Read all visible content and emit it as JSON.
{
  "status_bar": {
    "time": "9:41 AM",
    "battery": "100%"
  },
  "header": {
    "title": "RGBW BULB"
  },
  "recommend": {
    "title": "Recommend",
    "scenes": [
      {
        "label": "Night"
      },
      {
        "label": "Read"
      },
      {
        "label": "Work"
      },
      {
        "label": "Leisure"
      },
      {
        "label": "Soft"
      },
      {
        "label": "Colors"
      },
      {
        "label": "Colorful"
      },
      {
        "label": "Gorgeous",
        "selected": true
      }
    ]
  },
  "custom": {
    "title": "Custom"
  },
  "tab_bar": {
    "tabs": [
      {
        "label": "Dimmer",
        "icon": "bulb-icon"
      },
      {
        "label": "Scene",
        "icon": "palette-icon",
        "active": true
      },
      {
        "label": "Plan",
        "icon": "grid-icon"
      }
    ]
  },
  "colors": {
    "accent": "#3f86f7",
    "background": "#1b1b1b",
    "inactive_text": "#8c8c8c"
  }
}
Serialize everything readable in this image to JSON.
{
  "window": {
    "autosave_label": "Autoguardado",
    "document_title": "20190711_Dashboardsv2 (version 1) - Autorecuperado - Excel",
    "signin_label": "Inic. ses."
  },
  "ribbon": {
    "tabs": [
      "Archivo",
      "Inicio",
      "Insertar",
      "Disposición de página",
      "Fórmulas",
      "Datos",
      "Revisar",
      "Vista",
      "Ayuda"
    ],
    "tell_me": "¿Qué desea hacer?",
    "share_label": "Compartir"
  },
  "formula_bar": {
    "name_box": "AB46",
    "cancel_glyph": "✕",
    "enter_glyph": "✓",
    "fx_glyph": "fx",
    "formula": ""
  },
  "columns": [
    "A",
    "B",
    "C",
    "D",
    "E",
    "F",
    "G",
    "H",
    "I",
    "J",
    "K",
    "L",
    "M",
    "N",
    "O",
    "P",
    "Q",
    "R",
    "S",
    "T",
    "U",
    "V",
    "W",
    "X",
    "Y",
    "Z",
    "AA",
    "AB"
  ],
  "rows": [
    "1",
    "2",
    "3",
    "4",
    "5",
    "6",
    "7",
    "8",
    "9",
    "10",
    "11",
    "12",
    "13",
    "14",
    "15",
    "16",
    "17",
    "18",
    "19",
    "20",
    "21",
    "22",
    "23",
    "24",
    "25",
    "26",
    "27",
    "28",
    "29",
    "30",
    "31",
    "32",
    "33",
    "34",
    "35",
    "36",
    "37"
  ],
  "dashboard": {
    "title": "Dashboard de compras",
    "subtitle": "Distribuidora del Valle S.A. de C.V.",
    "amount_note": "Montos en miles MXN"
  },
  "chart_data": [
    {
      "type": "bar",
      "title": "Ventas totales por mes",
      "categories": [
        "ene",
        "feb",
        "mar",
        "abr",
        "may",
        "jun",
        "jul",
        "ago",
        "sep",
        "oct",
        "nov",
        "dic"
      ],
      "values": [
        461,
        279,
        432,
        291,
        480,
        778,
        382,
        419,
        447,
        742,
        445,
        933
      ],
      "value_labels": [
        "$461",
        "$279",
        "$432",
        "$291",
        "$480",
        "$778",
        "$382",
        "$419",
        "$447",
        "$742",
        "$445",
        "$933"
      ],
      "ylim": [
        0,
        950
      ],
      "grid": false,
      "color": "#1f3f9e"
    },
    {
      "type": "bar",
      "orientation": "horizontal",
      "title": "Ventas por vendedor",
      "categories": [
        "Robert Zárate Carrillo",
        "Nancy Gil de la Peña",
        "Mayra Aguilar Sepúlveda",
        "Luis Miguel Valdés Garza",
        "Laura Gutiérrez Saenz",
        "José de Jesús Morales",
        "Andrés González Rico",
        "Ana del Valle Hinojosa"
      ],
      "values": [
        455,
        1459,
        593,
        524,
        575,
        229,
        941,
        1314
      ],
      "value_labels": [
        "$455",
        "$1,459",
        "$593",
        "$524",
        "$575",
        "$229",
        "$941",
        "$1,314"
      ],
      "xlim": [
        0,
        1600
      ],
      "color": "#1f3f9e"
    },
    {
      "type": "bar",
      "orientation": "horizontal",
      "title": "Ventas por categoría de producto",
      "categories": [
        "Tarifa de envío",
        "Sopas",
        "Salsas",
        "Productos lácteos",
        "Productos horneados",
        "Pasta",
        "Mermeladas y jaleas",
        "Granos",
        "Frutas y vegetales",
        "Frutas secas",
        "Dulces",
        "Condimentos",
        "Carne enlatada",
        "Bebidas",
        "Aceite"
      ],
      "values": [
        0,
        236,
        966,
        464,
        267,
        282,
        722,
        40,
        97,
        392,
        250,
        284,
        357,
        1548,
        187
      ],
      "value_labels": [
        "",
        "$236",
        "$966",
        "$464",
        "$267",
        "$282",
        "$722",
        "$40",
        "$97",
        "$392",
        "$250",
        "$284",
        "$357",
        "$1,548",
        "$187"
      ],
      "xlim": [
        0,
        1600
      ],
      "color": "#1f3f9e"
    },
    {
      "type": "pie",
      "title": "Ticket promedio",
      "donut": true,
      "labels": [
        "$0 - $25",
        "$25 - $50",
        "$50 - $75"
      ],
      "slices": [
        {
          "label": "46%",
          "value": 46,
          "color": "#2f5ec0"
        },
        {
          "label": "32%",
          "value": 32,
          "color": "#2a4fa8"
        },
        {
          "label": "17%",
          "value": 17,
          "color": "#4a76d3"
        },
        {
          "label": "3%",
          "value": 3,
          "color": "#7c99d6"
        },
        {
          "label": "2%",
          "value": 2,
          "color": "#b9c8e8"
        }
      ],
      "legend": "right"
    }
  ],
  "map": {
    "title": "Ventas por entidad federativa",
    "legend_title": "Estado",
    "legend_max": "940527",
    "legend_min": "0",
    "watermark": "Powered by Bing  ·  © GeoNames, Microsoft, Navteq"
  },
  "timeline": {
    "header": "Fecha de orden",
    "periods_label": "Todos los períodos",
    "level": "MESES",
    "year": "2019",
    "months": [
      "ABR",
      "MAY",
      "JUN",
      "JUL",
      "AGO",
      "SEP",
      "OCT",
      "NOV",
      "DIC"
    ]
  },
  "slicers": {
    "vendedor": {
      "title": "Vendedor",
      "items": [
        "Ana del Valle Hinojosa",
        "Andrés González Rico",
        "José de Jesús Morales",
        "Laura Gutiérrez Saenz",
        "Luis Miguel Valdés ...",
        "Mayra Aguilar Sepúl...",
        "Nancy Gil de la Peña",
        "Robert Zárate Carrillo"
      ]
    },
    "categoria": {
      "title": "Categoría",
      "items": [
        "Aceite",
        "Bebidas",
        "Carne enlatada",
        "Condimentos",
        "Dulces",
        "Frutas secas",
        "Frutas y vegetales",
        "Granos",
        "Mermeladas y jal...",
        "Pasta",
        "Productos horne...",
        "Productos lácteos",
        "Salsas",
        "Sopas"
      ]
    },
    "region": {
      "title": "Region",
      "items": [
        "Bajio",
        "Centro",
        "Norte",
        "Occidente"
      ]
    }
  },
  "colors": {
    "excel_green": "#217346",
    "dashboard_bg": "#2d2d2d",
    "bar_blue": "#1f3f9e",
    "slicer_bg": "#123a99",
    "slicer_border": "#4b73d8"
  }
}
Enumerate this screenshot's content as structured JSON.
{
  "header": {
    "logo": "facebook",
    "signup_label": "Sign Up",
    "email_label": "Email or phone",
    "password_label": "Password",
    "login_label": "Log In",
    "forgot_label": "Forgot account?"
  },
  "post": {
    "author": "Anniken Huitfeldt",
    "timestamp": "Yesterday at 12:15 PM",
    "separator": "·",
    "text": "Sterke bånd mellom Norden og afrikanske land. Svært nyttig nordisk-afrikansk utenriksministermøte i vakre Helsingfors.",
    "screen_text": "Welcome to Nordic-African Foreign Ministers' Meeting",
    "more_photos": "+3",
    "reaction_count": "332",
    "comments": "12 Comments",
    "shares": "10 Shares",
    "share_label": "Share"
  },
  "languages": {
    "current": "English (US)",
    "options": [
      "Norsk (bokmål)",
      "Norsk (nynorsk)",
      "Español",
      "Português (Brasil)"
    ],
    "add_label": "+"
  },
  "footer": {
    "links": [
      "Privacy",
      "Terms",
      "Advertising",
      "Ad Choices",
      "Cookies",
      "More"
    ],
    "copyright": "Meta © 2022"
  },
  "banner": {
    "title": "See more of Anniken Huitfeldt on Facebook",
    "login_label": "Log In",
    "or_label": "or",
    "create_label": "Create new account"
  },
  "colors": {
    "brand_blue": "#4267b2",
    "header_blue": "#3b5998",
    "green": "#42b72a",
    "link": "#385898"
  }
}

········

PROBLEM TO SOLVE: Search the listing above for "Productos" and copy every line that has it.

PROBLEM SOLUTION:
        "Productos lácteos",
        "Productos horneados",
        "Productos horne...",
        "Productos lácteos",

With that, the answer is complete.